(App and web page records)

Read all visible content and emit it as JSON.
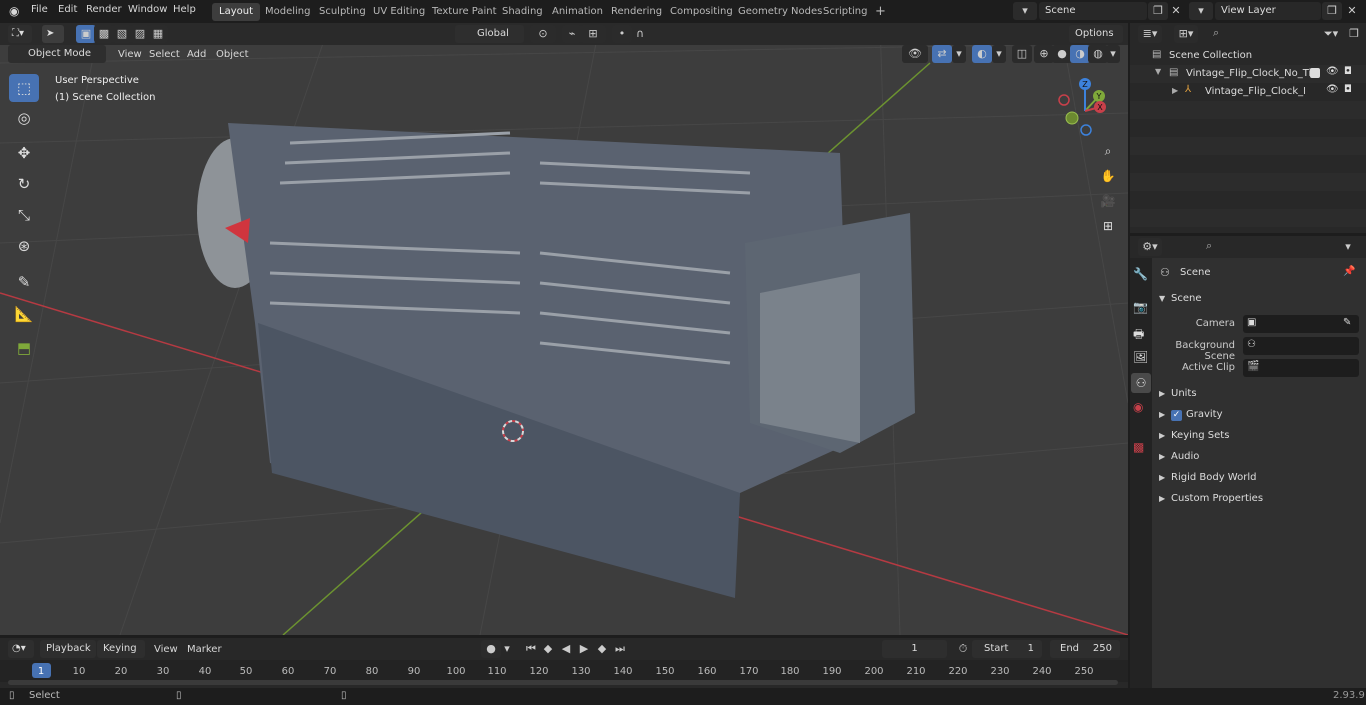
{
  "menu": {
    "file": "File",
    "edit": "Edit",
    "render": "Render",
    "window": "Window",
    "help": "Help"
  },
  "workspaces": [
    "Layout",
    "Modeling",
    "Sculpting",
    "UV Editing",
    "Texture Paint",
    "Shading",
    "Animation",
    "Rendering",
    "Compositing",
    "Geometry Nodes",
    "Scripting"
  ],
  "scene_field": "Scene",
  "view_layer_field": "View Layer",
  "viewport_header": {
    "mode": "Object Mode",
    "view": "View",
    "select": "Select",
    "add": "Add",
    "object": "Object",
    "transform_orientation": "Global",
    "options": "Options"
  },
  "viewport_overlay": {
    "perspective": "User Perspective",
    "collection": "(1) Scene Collection"
  },
  "gizmo": {
    "x": "X",
    "y": "Y",
    "z": "Z"
  },
  "outliner": {
    "root": "Scene Collection",
    "items": [
      {
        "label": "Vintage_Flip_Clock_No_Time_"
      },
      {
        "label": "Vintage_Flip_Clock_No_T"
      }
    ]
  },
  "properties": {
    "header": "Scene",
    "section": "Scene",
    "fields": [
      {
        "label": "Camera"
      },
      {
        "label": "Background Scene"
      },
      {
        "label": "Active Clip"
      }
    ],
    "panels": [
      "Units",
      "Gravity",
      "Keying Sets",
      "Audio",
      "Rigid Body World",
      "Custom Properties"
    ]
  },
  "timeline": {
    "playback": "Playback",
    "keying": "Keying",
    "view": "View",
    "marker": "Marker",
    "current_frame": "1",
    "start_label": "Start",
    "start": "1",
    "end_label": "End",
    "end": "250",
    "ticks": [
      "1",
      "10",
      "20",
      "30",
      "40",
      "50",
      "60",
      "70",
      "80",
      "90",
      "100",
      "110",
      "120",
      "130",
      "140",
      "150",
      "160",
      "170",
      "180",
      "190",
      "200",
      "210",
      "220",
      "230",
      "240",
      "250"
    ]
  },
  "status": {
    "select": "Select",
    "version": "2.93.9"
  },
  "colors": {
    "accent": "#4772b3",
    "x_axis": "#c8404a",
    "y_axis": "#7fa93a",
    "z_axis": "#3d82dc"
  }
}
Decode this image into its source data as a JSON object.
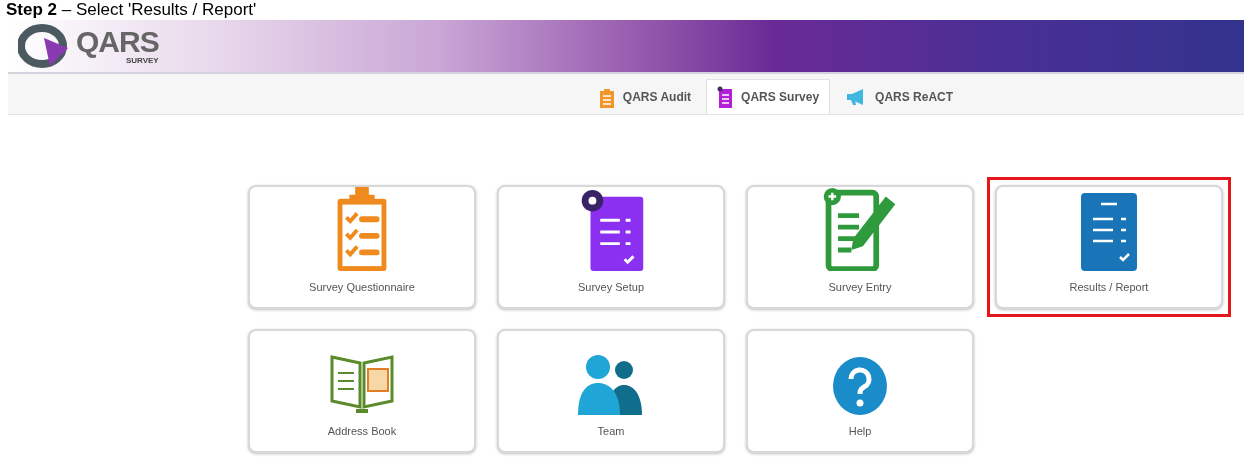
{
  "heading": "**Step 2** – Select 'Results / Report'",
  "logo": {
    "name": "QARS",
    "subtitle": "SURVEY"
  },
  "tabs": [
    {
      "label": "QARS Audit",
      "selected": false
    },
    {
      "label": "QARS Survey",
      "selected": true
    },
    {
      "label": "QARS ReACT",
      "selected": false
    }
  ],
  "tiles": [
    {
      "label": "Survey Questionnaire",
      "selected": false
    },
    {
      "label": "Survey Setup",
      "selected": false
    },
    {
      "label": "Survey Entry",
      "selected": false
    },
    {
      "label": "Results / Report",
      "selected": true
    },
    {
      "label": "Address Book",
      "selected": false
    },
    {
      "label": "Team",
      "selected": false
    },
    {
      "label": "Help",
      "selected": false
    }
  ]
}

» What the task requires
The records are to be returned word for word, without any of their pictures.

» Exercise response
Read all visible content and emit it as JSON.
{
  "menu": {
    "file": "File",
    "edit": "Edit",
    "render": "Render",
    "window": "Window",
    "help": "Help"
  },
  "workspaces": [
    "Layout",
    "Modeling",
    "Sculpting",
    "UV Editing",
    "Texture Paint",
    "Shading",
    "Animation",
    "Rendering",
    "Compositing",
    "Geometry Nodes",
    "Scripting"
  ],
  "scene_field": "Scene",
  "view_layer_field": "View Layer",
  "viewport_header": {
    "mode": "Object Mode",
    "view": "View",
    "select": "Select",
    "add": "Add",
    "object": "Object",
    "transform_orientation": "Global",
    "options": "Options"
  },
  "viewport_overlay": {
    "perspective": "User Perspective",
    "collection": "(1) Scene Collection"
  },
  "gizmo": {
    "x": "X",
    "y": "Y",
    "z": "Z"
  },
  "outliner": {
    "root": "Scene Collection",
    "items": [
      {
        "label": "Vintage_Flip_Clock_No_Time_"
      },
      {
        "label": "Vintage_Flip_Clock_No_T"
      }
    ]
  },
  "properties": {
    "header": "Scene",
    "section": "Scene",
    "fields": [
      {
        "label": "Camera"
      },
      {
        "label": "Background Scene"
      },
      {
        "label": "Active Clip"
      }
    ],
    "panels": [
      "Units",
      "Gravity",
      "Keying Sets",
      "Audio",
      "Rigid Body World",
      "Custom Properties"
    ]
  },
  "timeline": {
    "playback": "Playback",
    "keying": "Keying",
    "view": "View",
    "marker": "Marker",
    "current_frame": "1",
    "start_label": "Start",
    "start": "1",
    "end_label": "End",
    "end": "250",
    "ticks": [
      "1",
      "10",
      "20",
      "30",
      "40",
      "50",
      "60",
      "70",
      "80",
      "90",
      "100",
      "110",
      "120",
      "130",
      "140",
      "150",
      "160",
      "170",
      "180",
      "190",
      "200",
      "210",
      "220",
      "230",
      "240",
      "250"
    ]
  },
  "status": {
    "select": "Select",
    "version": "2.93.9"
  },
  "colors": {
    "accent": "#4772b3",
    "x_axis": "#c8404a",
    "y_axis": "#7fa93a",
    "z_axis": "#3d82dc"
  }
}
Decode this image into its source data as a JSON object.
{
  "heading": "**Step 2** – Select 'Results / Report'",
  "logo": {
    "name": "QARS",
    "subtitle": "SURVEY"
  },
  "tabs": [
    {
      "label": "QARS Audit",
      "selected": false
    },
    {
      "label": "QARS Survey",
      "selected": true
    },
    {
      "label": "QARS ReACT",
      "selected": false
    }
  ],
  "tiles": [
    {
      "label": "Survey Questionnaire",
      "selected": false
    },
    {
      "label": "Survey Setup",
      "selected": false
    },
    {
      "label": "Survey Entry",
      "selected": false
    },
    {
      "label": "Results / Report",
      "selected": true
    },
    {
      "label": "Address Book",
      "selected": false
    },
    {
      "label": "Team",
      "selected": false
    },
    {
      "label": "Help",
      "selected": false
    }
  ]
}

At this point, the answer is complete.